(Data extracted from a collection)
================

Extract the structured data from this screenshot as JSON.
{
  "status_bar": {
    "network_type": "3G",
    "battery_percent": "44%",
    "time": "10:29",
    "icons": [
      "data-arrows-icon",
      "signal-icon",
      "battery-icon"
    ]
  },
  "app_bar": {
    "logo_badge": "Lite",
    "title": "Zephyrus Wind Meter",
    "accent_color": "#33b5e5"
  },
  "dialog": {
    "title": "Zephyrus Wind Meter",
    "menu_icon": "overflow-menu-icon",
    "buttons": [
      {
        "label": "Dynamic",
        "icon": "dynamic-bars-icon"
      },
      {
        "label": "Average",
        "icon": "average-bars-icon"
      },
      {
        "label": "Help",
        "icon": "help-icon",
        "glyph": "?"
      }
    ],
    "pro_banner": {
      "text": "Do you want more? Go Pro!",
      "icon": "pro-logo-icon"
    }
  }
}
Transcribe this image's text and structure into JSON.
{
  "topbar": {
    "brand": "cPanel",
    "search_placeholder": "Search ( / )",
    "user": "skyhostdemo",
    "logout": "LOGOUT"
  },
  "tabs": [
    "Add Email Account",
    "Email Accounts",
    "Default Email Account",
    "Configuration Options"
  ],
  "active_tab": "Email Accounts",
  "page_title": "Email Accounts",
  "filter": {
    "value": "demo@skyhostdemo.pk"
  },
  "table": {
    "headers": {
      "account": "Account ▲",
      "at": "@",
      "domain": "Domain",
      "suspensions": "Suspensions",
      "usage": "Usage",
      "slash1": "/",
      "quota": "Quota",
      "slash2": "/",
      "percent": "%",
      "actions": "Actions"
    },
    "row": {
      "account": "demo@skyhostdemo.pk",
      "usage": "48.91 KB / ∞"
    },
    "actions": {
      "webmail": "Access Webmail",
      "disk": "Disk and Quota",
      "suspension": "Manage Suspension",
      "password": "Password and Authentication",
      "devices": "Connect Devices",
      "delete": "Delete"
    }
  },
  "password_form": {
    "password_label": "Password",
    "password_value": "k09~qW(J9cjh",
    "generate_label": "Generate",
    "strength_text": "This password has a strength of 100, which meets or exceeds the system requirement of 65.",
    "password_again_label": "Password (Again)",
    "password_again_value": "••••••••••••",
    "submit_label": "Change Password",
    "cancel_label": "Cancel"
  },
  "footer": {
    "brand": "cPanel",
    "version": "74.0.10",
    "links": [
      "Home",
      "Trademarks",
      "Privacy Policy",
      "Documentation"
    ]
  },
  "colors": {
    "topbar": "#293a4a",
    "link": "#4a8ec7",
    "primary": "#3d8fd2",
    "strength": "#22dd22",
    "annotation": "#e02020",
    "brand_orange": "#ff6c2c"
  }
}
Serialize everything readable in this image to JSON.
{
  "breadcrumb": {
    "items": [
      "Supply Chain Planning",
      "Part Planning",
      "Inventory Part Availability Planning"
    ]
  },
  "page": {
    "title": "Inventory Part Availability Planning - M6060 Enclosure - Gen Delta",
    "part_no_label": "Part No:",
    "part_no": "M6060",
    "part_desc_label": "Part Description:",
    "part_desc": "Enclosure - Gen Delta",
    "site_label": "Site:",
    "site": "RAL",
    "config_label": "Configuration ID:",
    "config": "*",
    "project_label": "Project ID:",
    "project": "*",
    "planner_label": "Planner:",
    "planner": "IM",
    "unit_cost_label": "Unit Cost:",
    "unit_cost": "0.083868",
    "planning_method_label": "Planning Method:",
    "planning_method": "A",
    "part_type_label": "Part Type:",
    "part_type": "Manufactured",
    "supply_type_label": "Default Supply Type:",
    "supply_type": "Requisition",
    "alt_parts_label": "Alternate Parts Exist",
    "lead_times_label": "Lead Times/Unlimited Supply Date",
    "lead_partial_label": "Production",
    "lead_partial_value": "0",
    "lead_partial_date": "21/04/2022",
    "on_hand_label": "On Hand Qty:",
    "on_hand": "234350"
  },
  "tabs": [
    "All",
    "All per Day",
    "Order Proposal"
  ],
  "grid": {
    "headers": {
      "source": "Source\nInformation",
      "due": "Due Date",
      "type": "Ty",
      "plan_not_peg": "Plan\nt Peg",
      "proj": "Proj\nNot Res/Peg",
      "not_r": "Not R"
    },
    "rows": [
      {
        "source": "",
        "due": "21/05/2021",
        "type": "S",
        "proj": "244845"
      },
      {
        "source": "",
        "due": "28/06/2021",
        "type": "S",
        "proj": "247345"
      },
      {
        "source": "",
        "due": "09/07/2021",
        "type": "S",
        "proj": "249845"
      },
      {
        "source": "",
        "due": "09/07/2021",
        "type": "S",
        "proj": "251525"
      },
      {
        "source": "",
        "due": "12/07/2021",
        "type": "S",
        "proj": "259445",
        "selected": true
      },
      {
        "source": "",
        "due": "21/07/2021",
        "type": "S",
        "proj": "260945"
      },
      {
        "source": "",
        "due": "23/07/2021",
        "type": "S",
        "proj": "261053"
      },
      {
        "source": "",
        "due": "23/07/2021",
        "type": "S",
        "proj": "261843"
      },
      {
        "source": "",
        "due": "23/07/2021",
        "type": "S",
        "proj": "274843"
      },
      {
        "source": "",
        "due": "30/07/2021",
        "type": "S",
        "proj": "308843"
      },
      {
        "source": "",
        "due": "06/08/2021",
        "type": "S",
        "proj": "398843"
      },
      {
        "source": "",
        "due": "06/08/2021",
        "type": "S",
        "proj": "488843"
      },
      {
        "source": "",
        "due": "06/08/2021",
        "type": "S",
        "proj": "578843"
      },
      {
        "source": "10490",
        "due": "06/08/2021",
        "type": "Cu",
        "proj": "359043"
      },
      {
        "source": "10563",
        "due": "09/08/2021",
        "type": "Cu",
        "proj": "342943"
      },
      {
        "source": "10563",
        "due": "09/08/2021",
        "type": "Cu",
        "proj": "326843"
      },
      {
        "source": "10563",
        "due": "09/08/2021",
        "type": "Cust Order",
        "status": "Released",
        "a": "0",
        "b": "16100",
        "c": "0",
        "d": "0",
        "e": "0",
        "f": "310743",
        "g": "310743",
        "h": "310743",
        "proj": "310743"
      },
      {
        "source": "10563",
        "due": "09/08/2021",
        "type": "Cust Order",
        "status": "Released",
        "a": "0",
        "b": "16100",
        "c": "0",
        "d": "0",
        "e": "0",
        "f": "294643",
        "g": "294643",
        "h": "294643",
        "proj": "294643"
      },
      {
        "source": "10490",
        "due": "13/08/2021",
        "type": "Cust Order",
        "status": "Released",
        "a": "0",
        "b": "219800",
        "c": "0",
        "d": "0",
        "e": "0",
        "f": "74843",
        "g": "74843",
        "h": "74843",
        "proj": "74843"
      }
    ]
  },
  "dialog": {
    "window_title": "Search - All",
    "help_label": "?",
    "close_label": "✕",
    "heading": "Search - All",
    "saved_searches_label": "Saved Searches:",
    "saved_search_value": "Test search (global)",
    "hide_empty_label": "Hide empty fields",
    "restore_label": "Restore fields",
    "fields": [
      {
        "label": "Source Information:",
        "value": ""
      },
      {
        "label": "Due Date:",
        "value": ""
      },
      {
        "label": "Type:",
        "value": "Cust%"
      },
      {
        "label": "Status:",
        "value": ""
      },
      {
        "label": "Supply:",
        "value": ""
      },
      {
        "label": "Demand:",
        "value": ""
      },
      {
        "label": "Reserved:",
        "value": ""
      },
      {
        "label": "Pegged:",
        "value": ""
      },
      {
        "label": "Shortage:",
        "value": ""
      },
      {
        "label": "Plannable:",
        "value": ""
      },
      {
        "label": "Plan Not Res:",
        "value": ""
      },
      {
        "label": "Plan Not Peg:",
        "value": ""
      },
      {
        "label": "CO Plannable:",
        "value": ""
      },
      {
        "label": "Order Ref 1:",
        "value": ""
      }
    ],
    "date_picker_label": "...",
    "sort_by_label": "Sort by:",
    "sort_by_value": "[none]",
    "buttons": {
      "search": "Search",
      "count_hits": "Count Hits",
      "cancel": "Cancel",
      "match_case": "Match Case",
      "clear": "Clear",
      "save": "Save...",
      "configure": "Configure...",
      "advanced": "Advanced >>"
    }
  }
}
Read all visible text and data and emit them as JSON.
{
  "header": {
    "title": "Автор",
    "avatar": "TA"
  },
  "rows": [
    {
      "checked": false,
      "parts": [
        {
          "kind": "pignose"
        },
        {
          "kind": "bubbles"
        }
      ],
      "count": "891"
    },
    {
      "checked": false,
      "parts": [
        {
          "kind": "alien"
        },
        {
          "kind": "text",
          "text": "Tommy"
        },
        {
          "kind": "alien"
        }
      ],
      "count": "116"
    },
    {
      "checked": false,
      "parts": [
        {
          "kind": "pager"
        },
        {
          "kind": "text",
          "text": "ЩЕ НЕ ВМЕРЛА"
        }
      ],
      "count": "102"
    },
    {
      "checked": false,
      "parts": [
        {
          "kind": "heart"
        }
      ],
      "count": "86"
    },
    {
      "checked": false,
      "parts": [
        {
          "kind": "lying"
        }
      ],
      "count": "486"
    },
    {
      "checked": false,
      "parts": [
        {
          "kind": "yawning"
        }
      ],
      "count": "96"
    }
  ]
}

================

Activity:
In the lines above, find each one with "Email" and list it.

Solution to this task:
    "Add Email Account",
    "Email Accounts",
    "Default Email Account",
  "active_tab": "Email Accounts",
  "page_title": "Email Accounts",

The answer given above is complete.